Saturday, September 19, 2009
Surgery Explanation 1
I found this picture on the internet. It is of a normal heart, then three below it with Pulmonary Atresia VSD, which is what Dr. Cleveland referred to is as (as opposed to Tetralogy of Fallot with Pulmonary Atresia).
In the first pic, a healthy heart, you can see the pulmonary artery (labeled PA), then in the pic labeled 1, you see hole between the RV & LV (right & left ventricle). This hole is called a Ventricular Septal Defect, or VSD. The PA shown in pic 1 is skinny but in Scarlett's heart it's absent. Pic 1 also shows MAPCAs (major-aorticopulmonary collateral arteries ), one of which was coiled off during Scarlett's heart cath last Wednesday.

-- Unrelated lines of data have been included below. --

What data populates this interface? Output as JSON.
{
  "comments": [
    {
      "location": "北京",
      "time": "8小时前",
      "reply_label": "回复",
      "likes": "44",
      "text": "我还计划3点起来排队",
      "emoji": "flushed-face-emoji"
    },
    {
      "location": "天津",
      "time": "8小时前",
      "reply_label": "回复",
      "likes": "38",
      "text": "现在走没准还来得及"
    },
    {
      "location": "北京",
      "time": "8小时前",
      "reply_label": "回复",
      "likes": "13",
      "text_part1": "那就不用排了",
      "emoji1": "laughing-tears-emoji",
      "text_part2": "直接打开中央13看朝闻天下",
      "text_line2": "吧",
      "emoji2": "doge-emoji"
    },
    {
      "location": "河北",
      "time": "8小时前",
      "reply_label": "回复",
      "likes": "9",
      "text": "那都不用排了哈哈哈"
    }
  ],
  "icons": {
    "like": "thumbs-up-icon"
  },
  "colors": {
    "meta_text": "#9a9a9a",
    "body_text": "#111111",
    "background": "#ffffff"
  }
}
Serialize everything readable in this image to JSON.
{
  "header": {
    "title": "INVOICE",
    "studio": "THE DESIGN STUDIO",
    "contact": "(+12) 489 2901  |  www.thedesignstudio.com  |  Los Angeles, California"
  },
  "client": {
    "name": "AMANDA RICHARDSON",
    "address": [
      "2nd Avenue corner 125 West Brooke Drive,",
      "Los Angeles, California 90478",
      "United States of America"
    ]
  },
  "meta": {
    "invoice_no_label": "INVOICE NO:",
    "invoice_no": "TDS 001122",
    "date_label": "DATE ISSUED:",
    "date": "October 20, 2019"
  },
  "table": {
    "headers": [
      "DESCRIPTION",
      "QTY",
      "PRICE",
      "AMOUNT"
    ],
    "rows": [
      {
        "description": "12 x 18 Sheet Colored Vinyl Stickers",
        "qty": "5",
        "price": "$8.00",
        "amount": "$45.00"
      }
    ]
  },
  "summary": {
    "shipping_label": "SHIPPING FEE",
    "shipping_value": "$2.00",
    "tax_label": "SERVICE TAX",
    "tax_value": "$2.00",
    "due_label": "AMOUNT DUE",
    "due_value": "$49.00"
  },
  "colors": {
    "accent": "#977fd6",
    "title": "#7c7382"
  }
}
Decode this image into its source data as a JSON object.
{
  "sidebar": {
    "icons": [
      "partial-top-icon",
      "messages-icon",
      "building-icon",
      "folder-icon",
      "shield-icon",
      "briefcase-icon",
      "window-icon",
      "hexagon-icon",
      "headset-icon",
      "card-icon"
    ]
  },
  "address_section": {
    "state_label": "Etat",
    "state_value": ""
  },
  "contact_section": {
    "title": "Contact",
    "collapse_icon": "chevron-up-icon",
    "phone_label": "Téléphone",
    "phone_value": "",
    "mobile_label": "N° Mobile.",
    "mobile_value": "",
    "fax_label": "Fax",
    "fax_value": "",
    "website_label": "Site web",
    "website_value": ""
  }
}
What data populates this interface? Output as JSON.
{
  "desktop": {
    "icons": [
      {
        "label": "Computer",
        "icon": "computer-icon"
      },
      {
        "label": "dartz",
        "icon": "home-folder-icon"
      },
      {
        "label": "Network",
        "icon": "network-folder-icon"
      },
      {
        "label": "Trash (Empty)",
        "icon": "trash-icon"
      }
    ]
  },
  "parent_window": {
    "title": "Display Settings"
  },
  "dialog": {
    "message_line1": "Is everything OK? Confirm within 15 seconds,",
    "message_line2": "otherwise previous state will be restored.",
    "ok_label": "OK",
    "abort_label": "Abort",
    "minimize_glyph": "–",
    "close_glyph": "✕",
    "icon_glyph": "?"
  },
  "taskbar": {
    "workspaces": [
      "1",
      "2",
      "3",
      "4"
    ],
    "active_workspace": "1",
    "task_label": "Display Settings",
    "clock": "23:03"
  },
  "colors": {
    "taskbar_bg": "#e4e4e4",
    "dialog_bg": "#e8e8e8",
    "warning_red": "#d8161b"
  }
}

During the "full repair", Dr. Cleveland will patch the hole (the VSD) and he will implant a homograft to replace the pulmonary artery. Picture 2 shows the hole (VSD) being patched, and Pic 3 shows the homograft.
What is tricky during this surgery is that Dr. Cleveland has to test her arteries, veins, vessels, valves for pressure resistance. He is going to go in and place the homograft. After the homograft (which Dr. C confirmed will be human tissue, not pig tissue) is placed, Dr. C has to do a series of pressure tests. Based on the results of these tests, [how her heart is going to behave/react to the homograft], he will continue with patching up the hole (VSD), and completing the surgery.
However, if during the pressure tests, her heart is working overtime, and the pressures are too high, he's going to take out the homograft, leave the hole open (unpatched), and just replace her shunt with a bigger shunt.
She's going into surgery on 10/1 at 7:30am. Dr. Cleveland said that hopefully around 1:00pm, he will be able to determine whether or not he can complete the the full repair or not. We will be in the PCTICU (in her room) waiting. Dr. C will call the PCTICU with status updates during her surgery (just like they did the first time).
This is just a small part of what her surgery will consist of. I will post more about her procedure in the days to come. But her surgery is going to be a lot more complicated than I described above. Because of her MAPCAs, it complicates things. Also, because her existing pulmonary arteries (the ones going left/right, not the one going up/down) are also underdeveloped, there may be other complications that arise. This might be a little too technical or confusing , but I thought I'd at least try to explain why her surgery is higher risk and more complicated than a 'regular' Tetralogy of Fallot full repair. Thanks for reading.